4th Sunday in Ordinary Time

In Due Course


This past week, the Institute of the Blessed Virgin Mary, more commonly known as the Loretto Sisters, and their sister congregation, the Congregation of Jesus, celebrated Mary Ward Week. Hearing this Sunday’s Gospel shed a particular light on the life and work of Mary Ward, their founder. Mary Ward’s contributions to the life of the Church, like many women through history, were sadly not valued in her time as they ought to have been. Mary Ward lived from 1585 to 1645, during a particularly difficult time for Catholics in England. There are three significant moments in her spiritual journey which became the founding experiences of her Institute: Her Glory Vision (1609), the Inspiration to follow the Ignatian Way of Life (1611), and the ‘Just Soul’ experience (1615).

She developed a spirituality that in everything, one:

  • Works for the greater glory of God
  • Seeks and finds God in all things
  • Works to be “wholly God’s”
  • Refers everything to God
  • Be contemplative in action


Mary Ward discerned a vocation from a young age, but at the time, women in the Church were limited to cloistered, contemplative communities. Mary sought a more active role in ministry, instead opting to forge a path ahead on her own. By the age of 24, she had a small following of like-minded trailblazers who had helped open a school for young women. The controversy and expansion of her following eventually led her to Rome (by foot) to plead the case for her Institute (which had already been welcomed by numerous Bishops throughout Europe). Her congregation was suppressed in 1631 by Pope Urban, she was labeled a heretic, and was briefly confined to prison in a convent. After being released from prison, the Pope dropped the charges of heresy. After the suppression, Mary Ward continued to orchestrate the running of the schools in local dioceses using her network of female friends/companions.

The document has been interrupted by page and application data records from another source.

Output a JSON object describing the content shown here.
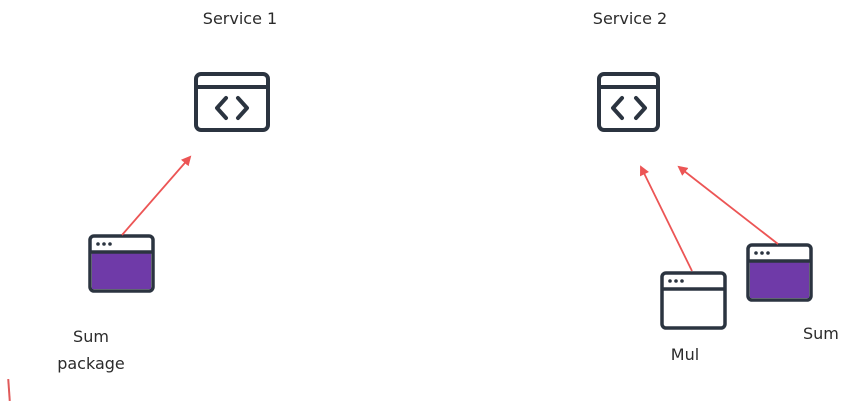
{
  "service1": {
    "title": "Service 1",
    "icon": "code-window-icon"
  },
  "service2": {
    "title": "Service 2",
    "icon": "code-window-icon"
  },
  "packages": {
    "sum_package": {
      "label_line1": "Sum",
      "label_line2": "package",
      "icon": "browser-window-icon",
      "fill": "#6f3aa8"
    },
    "mul": {
      "label": "Mul",
      "icon": "browser-window-icon",
      "fill": "#ffffff"
    },
    "sum": {
      "label": "Sum",
      "icon": "browser-window-icon",
      "fill": "#6f3aa8"
    }
  },
  "colors": {
    "stroke": "#2b3440",
    "arrow": "#ec5555",
    "purple": "#6f3aa8"
  }
}
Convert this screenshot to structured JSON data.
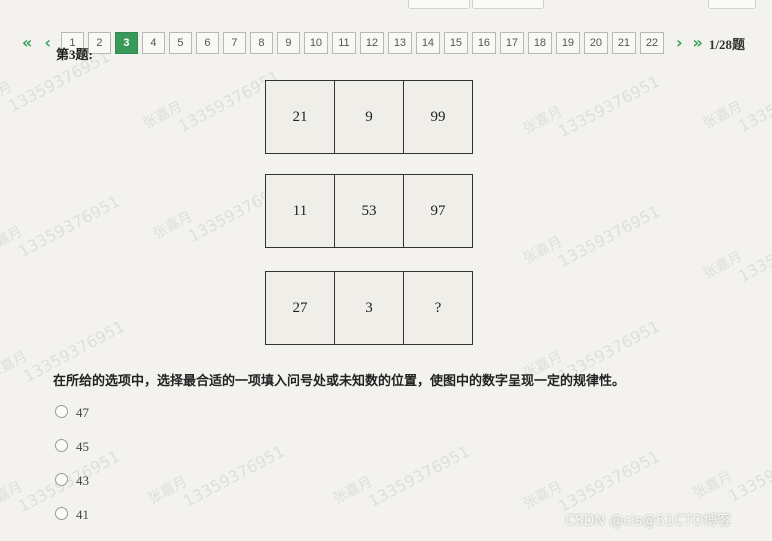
{
  "pagination": {
    "first_icon": "double-chevron-left-icon",
    "prev_icon": "chevron-left-icon",
    "next_icon": "chevron-right-icon",
    "last_icon": "double-chevron-right-icon",
    "pages": [
      "1",
      "2",
      "3",
      "4",
      "5",
      "6",
      "7",
      "8",
      "9",
      "10",
      "11",
      "12",
      "13",
      "14",
      "15",
      "16",
      "17",
      "18",
      "19",
      "20",
      "21",
      "22"
    ],
    "active_page": "3",
    "counter": "1/28题"
  },
  "question": {
    "title": "第3题:",
    "grid": [
      [
        "21",
        "9",
        "99"
      ],
      [
        "11",
        "53",
        "97"
      ],
      [
        "27",
        "3",
        "?"
      ]
    ],
    "prompt": "在所给的选项中，选择最合适的一项填入问号处或未知数的位置，使图中的数字呈现一定的规律性。",
    "options": [
      "47",
      "45",
      "43",
      "41"
    ]
  },
  "watermark": {
    "name": "张嘉月",
    "code": "13359376951"
  },
  "credit": "CSDN @cis@51CTO博客",
  "colors": {
    "accent": "#3a9a5a",
    "background": "#f3f2ee"
  }
}
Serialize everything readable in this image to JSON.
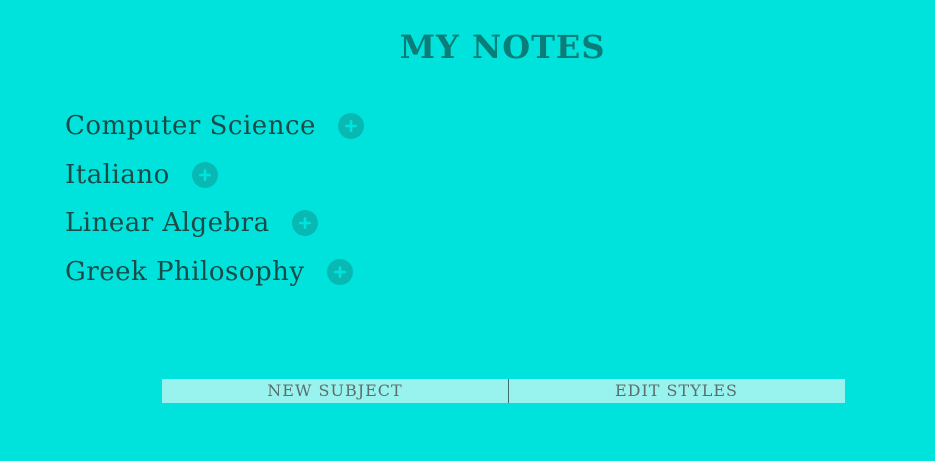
{
  "page": {
    "title": "MY NOTES"
  },
  "subjects": [
    {
      "name": "Computer Science"
    },
    {
      "name": "Italiano"
    },
    {
      "name": "Linear Algebra"
    },
    {
      "name": "Greek Philosophy"
    }
  ],
  "actions": {
    "new_subject_label": "NEW SUBJECT",
    "edit_styles_label": "EDIT STYLES"
  },
  "icons": {
    "add": "plus-circle-icon"
  },
  "colors": {
    "background": "#00e3dc",
    "title": "#0b7d79",
    "subject_text": "#1b4b48",
    "add_icon_fill": "#08b9b3",
    "action_bar_bg": "#98f3ee",
    "action_text": "#5a6f6d"
  }
}
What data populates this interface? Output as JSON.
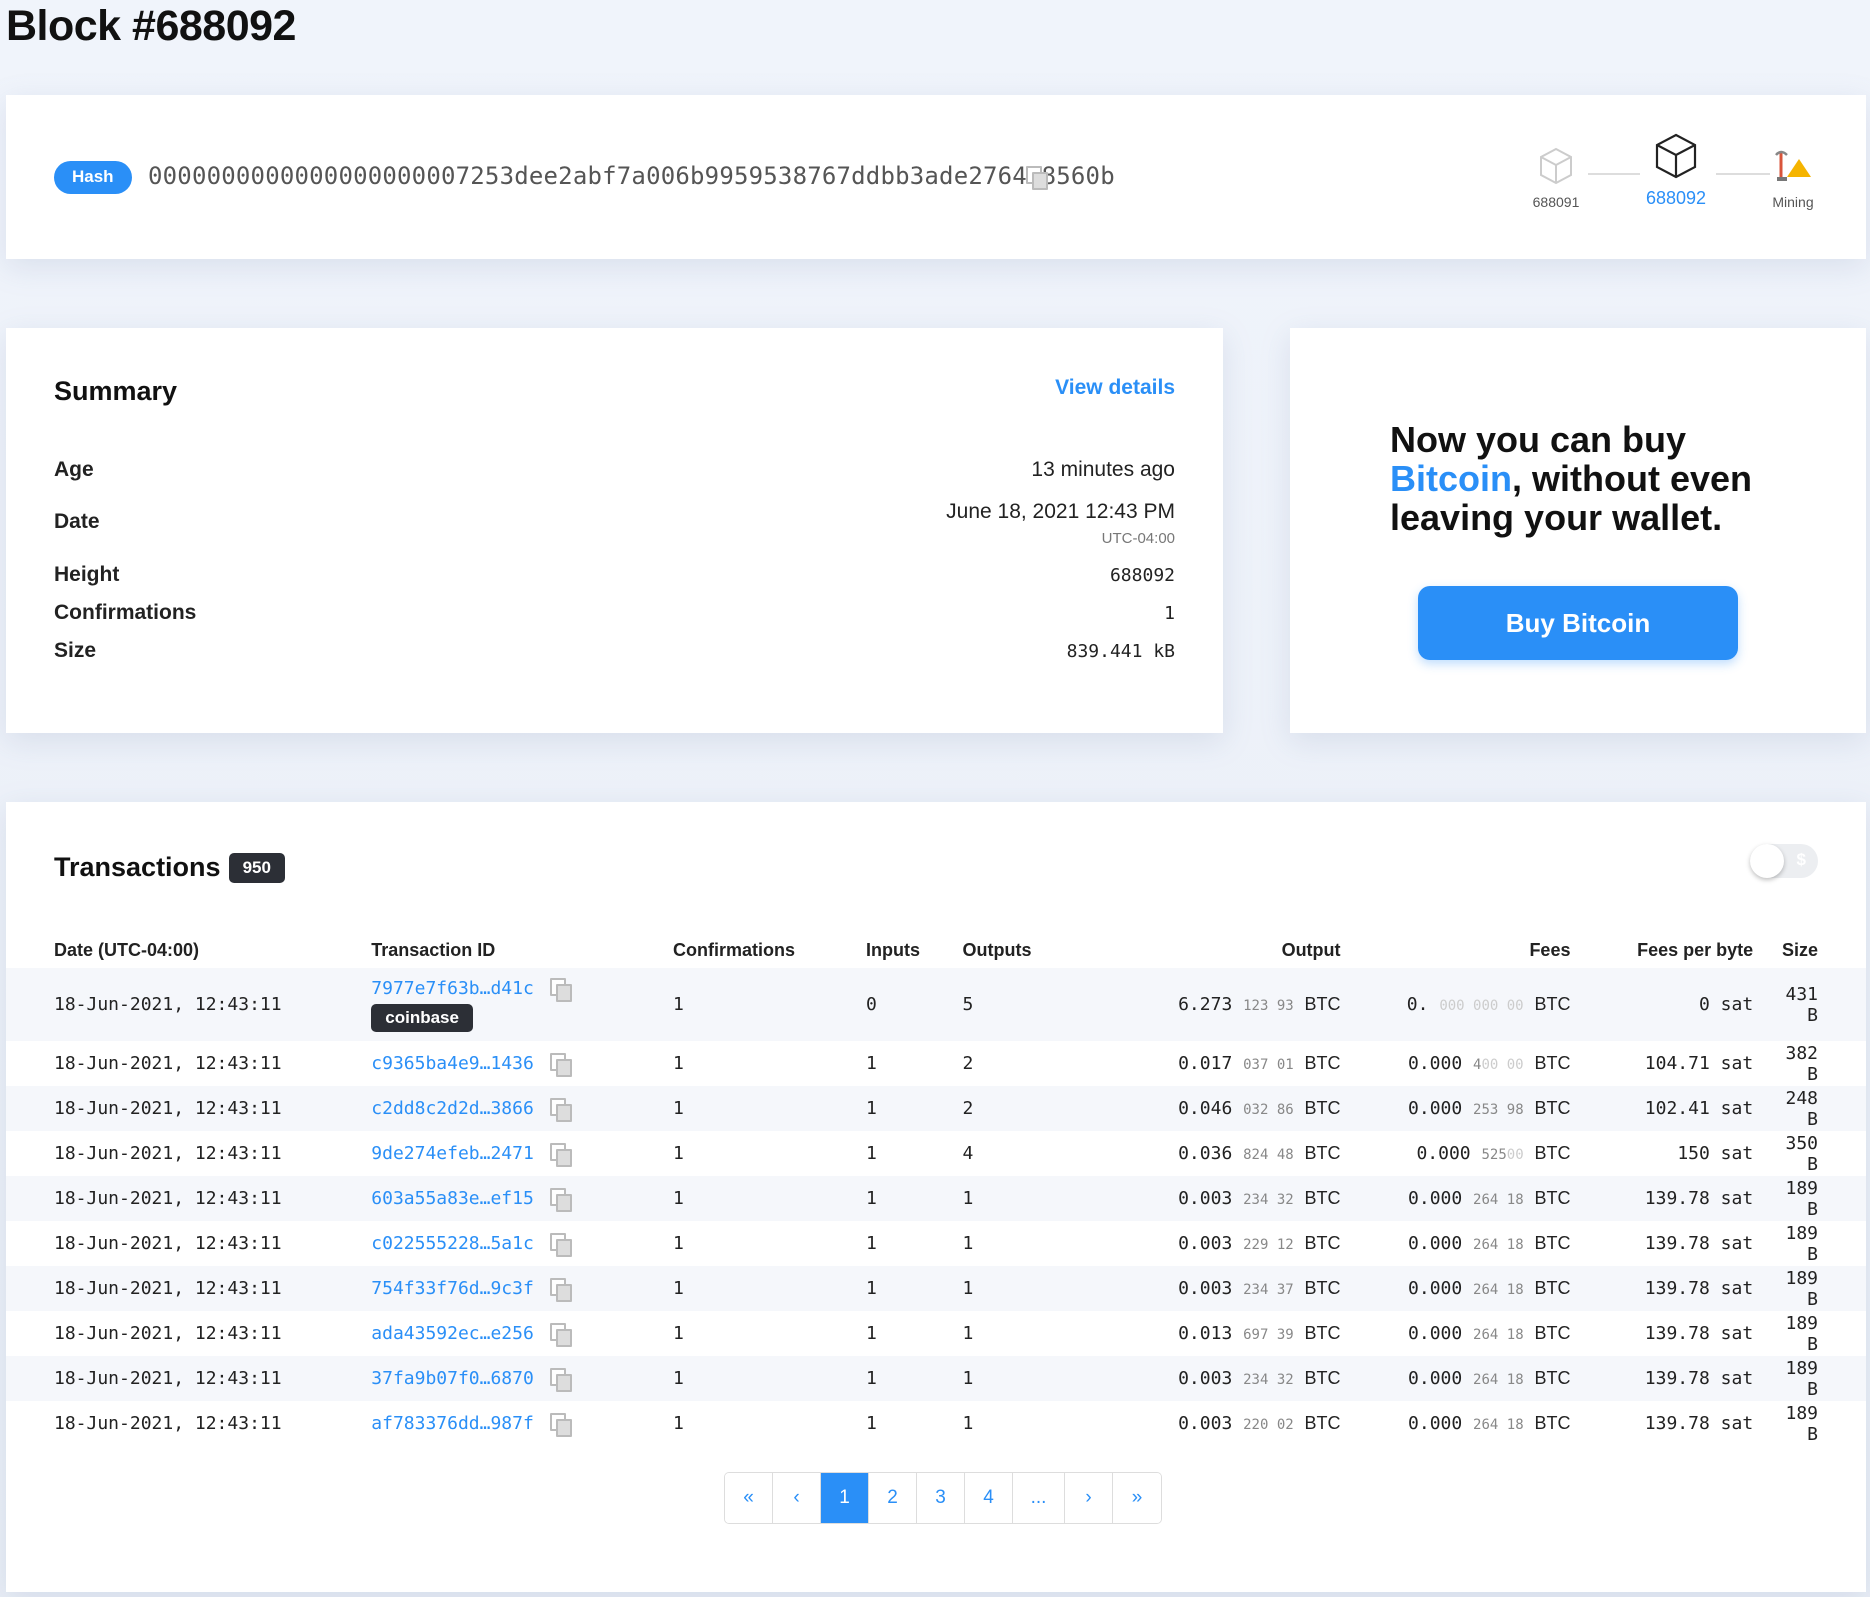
{
  "page": {
    "title": "Block #688092"
  },
  "hash": {
    "label": "Hash",
    "value": "0000000000000000000007253dee2abf7a006b9959538767ddbb3ade276478560b"
  },
  "block_nav": {
    "prev": "688091",
    "current": "688092",
    "next": "Mining"
  },
  "summary": {
    "title": "Summary",
    "view_details": "View details",
    "age_label": "Age",
    "age_value": "13 minutes ago",
    "date_label": "Date",
    "date_value": "June 18, 2021 12:43 PM",
    "date_tz": "UTC-04:00",
    "height_label": "Height",
    "height_value": "688092",
    "confirmations_label": "Confirmations",
    "confirmations_value": "1",
    "size_label": "Size",
    "size_value": "839.441 kB"
  },
  "promo": {
    "line1": "Now you can buy",
    "accent": "Bitcoin",
    "line2": ", without even",
    "line3": "leaving your wallet.",
    "button": "Buy Bitcoin"
  },
  "transactions": {
    "title": "Transactions",
    "count": "950",
    "toggle_symbol": "$",
    "columns": {
      "date": "Date (UTC-04:00)",
      "txid": "Transaction ID",
      "confirmations": "Confirmations",
      "inputs": "Inputs",
      "outputs": "Outputs",
      "output": "Output",
      "fees": "Fees",
      "fees_per_byte": "Fees per byte",
      "size": "Size"
    },
    "coinbase_badge": "coinbase",
    "btc_unit": "BTC",
    "rows": [
      {
        "date": "18-Jun-2021, 12:43:11",
        "txid": "7977e7f63b…d41c",
        "conf": "1",
        "inputs": "0",
        "outputs": "5",
        "out_main": "6.273",
        "out_small": "123 93",
        "out_small_faint": "",
        "fee_main": "0.",
        "fee_small": "",
        "fee_small_faint": "000 000 00",
        "fpb": "0 sat",
        "size": "431 B"
      },
      {
        "date": "18-Jun-2021, 12:43:11",
        "txid": "c9365ba4e9…1436",
        "conf": "1",
        "inputs": "1",
        "outputs": "2",
        "out_main": "0.017",
        "out_small": "037 01",
        "out_small_faint": "",
        "fee_main": "0.000",
        "fee_small": "4",
        "fee_small_faint": "00 00",
        "fpb": "104.71 sat",
        "size": "382 B"
      },
      {
        "date": "18-Jun-2021, 12:43:11",
        "txid": "c2dd8c2d2d…3866",
        "conf": "1",
        "inputs": "1",
        "outputs": "2",
        "out_main": "0.046",
        "out_small": "032 86",
        "out_small_faint": "",
        "fee_main": "0.000",
        "fee_small": "253 98",
        "fee_small_faint": "",
        "fpb": "102.41 sat",
        "size": "248 B"
      },
      {
        "date": "18-Jun-2021, 12:43:11",
        "txid": "9de274efeb…2471",
        "conf": "1",
        "inputs": "1",
        "outputs": "4",
        "out_main": "0.036",
        "out_small": "824 48",
        "out_small_faint": "",
        "fee_main": "0.000",
        "fee_small": "525",
        "fee_small_faint": "00",
        "fpb": "150 sat",
        "size": "350 B"
      },
      {
        "date": "18-Jun-2021, 12:43:11",
        "txid": "603a55a83e…ef15",
        "conf": "1",
        "inputs": "1",
        "outputs": "1",
        "out_main": "0.003",
        "out_small": "234 32",
        "out_small_faint": "",
        "fee_main": "0.000",
        "fee_small": "264 18",
        "fee_small_faint": "",
        "fpb": "139.78 sat",
        "size": "189 B"
      },
      {
        "date": "18-Jun-2021, 12:43:11",
        "txid": "c022555228…5a1c",
        "conf": "1",
        "inputs": "1",
        "outputs": "1",
        "out_main": "0.003",
        "out_small": "229 12",
        "out_small_faint": "",
        "fee_main": "0.000",
        "fee_small": "264 18",
        "fee_small_faint": "",
        "fpb": "139.78 sat",
        "size": "189 B"
      },
      {
        "date": "18-Jun-2021, 12:43:11",
        "txid": "754f33f76d…9c3f",
        "conf": "1",
        "inputs": "1",
        "outputs": "1",
        "out_main": "0.003",
        "out_small": "234 37",
        "out_small_faint": "",
        "fee_main": "0.000",
        "fee_small": "264 18",
        "fee_small_faint": "",
        "fpb": "139.78 sat",
        "size": "189 B"
      },
      {
        "date": "18-Jun-2021, 12:43:11",
        "txid": "ada43592ec…e256",
        "conf": "1",
        "inputs": "1",
        "outputs": "1",
        "out_main": "0.013",
        "out_small": "697 39",
        "out_small_faint": "",
        "fee_main": "0.000",
        "fee_small": "264 18",
        "fee_small_faint": "",
        "fpb": "139.78 sat",
        "size": "189 B"
      },
      {
        "date": "18-Jun-2021, 12:43:11",
        "txid": "37fa9b07f0…6870",
        "conf": "1",
        "inputs": "1",
        "outputs": "1",
        "out_main": "0.003",
        "out_small": "234 32",
        "out_small_faint": "",
        "fee_main": "0.000",
        "fee_small": "264 18",
        "fee_small_faint": "",
        "fpb": "139.78 sat",
        "size": "189 B"
      },
      {
        "date": "18-Jun-2021, 12:43:11",
        "txid": "af783376dd…987f",
        "conf": "1",
        "inputs": "1",
        "outputs": "1",
        "out_main": "0.003",
        "out_small": "220 02",
        "out_small_faint": "",
        "fee_main": "0.000",
        "fee_small": "264 18",
        "fee_small_faint": "",
        "fpb": "139.78 sat",
        "size": "189 B"
      }
    ]
  },
  "pagination": {
    "first": "«",
    "prev": "‹",
    "pages": [
      "1",
      "2",
      "3",
      "4"
    ],
    "ellipsis": "...",
    "next": "›",
    "last": "»",
    "active": "1"
  },
  "colors": {
    "accent": "#2a8ff7",
    "badge_dark": "#2c2f36",
    "mining_icon": "#f5b400"
  },
  "icons": {
    "copy": "copy-icon",
    "block": "cube-icon",
    "mining": "pickaxe-icon"
  }
}
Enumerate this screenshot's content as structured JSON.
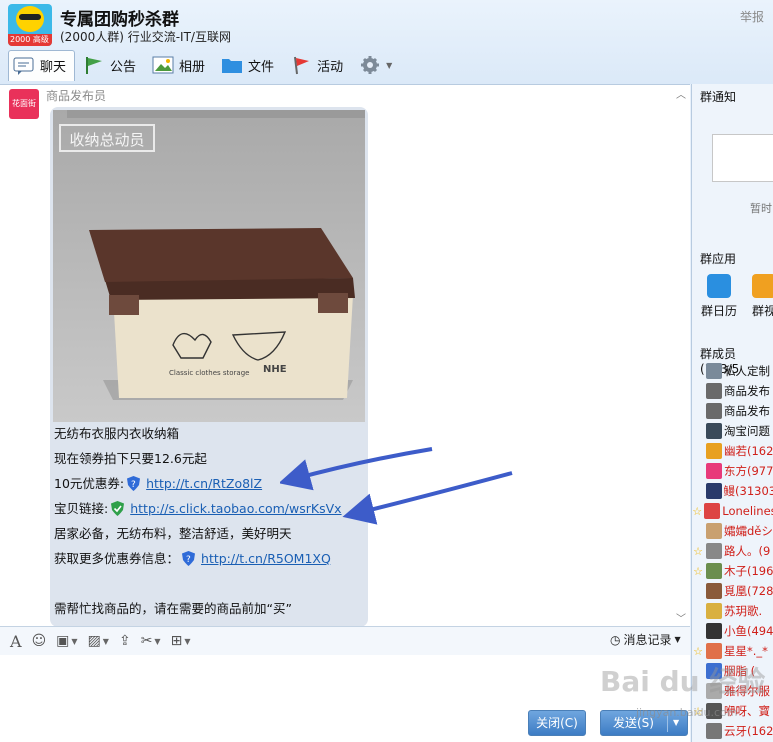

In 1637 she was able to travel to London, where she and her companions continued their mission. She passed away in 1645, and was buried outside of the city, for fear of desecration. Her funeral was attended by Anglicans and Catholic alike.


Like today’s Gospel reading, this prophet was not recognized in her own time. It is only in the time after, that we see just how incredible her life’s mission was, and indeed her legacy continues to be. Mary Ward was declared venerable (the first step to Sainthood) by Benedict XVI in 2009. Let us pray that Mary Ward’s example of fortitude and devotion be a continued inspiration to us.


For more information on the life and spiritual practices of Mary Ward and the Institute of the Blessed Virgin Mary, visit www.ibvm.ca